So, it’s back to tax hikes. To do it all with tax hikes, Japan would need to hike the VAT by 200%, from 5% to 15%. Is that going to fly with the voters?
Nonetheless, let’s assume Japan does hike taxes. Those tax hikes would strengthen the yen, which in turn would hurt Japan’s export growth and corporate profits.
My suspicion is Japan will print money, cheapening the yen, as the most convenient way out. Printing money will make matters worse in the long haul of course, but it will put off making any tough choices now.
Mike “Mish” Shedlock
Tags: Aging Society, Alternative Assets, Baby Boomers, Bank Of Japan, Brazil, China, Commodities, Demographic Time Bomb, Domestic Bonds, energy, Global Economic Trends, Government Pension, Hedge Funds, Infrastructure, Inquiring Minds, Investment Fund, Japanese Stocks, Michael Mish, Mish Shedlock, Pension Investment, Pension Payments, Public Pension Fund, Public Pension Funds, Stra, Whimper, Year Ending March
Posted in Brazil, Commodities, Infrastructure, Markets | Comments Off
Tuesday, February 2nd, 2010
This article is a guest posting from Niels Jensen*, Absolute Return Partners.
“A democracy is always temporary in nature; it simply cannot exist as a permanent form of government. A democracy will continue to exist up until the time that voters discover that they can vote themselves generous gifts from the public treasury. From that moment on, the majority always votes for the candidates who promise the most benefits from the public treasury, with the result that every democracy will finally collapse due to loose fiscal policy…”
Alexander Fraser Tytler, Scottish lawyer and writer, 1770
It was always naïve to believe that a crisis so deep and profound was going to go away with a whimper; however, an increase of more than 50% in global equity prices can be very seductive, and nine months of virtually uninterrupted gains have led many to believe that the problems of 20 08-09 are now largely behind us.
Well, not quite everybody. Friend and business partner John Mauldin remains a sceptic. I have had the pleasure of travelling across Europe with John over the past week or so and, as the week progressed, my mood swung decisively towards a state where Prozac would probably be the most appropriate remedy.
Now, John and I do not agree on absolutely everything. For example, I believe – and have believed for a while – that he is too bearish on equities. But, before we go there, allow me to share with you the essence of John’s views which can be summed up quite nicely by two charts, courtesy of BCA Research.

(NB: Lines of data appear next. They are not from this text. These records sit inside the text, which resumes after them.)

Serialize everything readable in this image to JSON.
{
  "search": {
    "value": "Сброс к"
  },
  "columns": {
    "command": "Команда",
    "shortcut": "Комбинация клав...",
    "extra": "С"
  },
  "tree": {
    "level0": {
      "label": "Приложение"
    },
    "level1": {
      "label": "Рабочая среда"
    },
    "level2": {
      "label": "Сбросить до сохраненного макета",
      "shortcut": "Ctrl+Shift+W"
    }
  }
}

Chart 1: De-leveraging has a long way to go in the US
Source: BCA Research
In John’s opinion – and I do not disagree – we are still only in the second or third innings of the de-leveraging process (chart 1). Years of excessive debt accumulation cannot be reversed in 18 months, and it will take at least another 5-6 years to play out, possibly longer.
Chart 2: US Government borrowing has replaced private borrowing
Source: BCA Research
The other part of John’s argument – and again it is hard to disagree – is that it remains an open question how much de-leveraging has in fact taken place. As you can see from chart 2, US sovereign debt has…
*Niels C. Jensen is a founding partner at London, England-based Absolute Return Partners. For more information visit, www.arpllp.com.
Tags: 6 Years, Absolute Return, Alexander Fraser Tytler, Business Partner, Democracy, Excessive Debt Accumulation, Form Of Government, Generous Gifts, Global Equity, John Mauldin, Loose Fiscal Policy, Niels Jensen, Nine Months, Partner John, Prozac, Public Treasury, Remedy, Sceptic, Scottish Lawyer, Whimper
Posted in Markets | Comments Off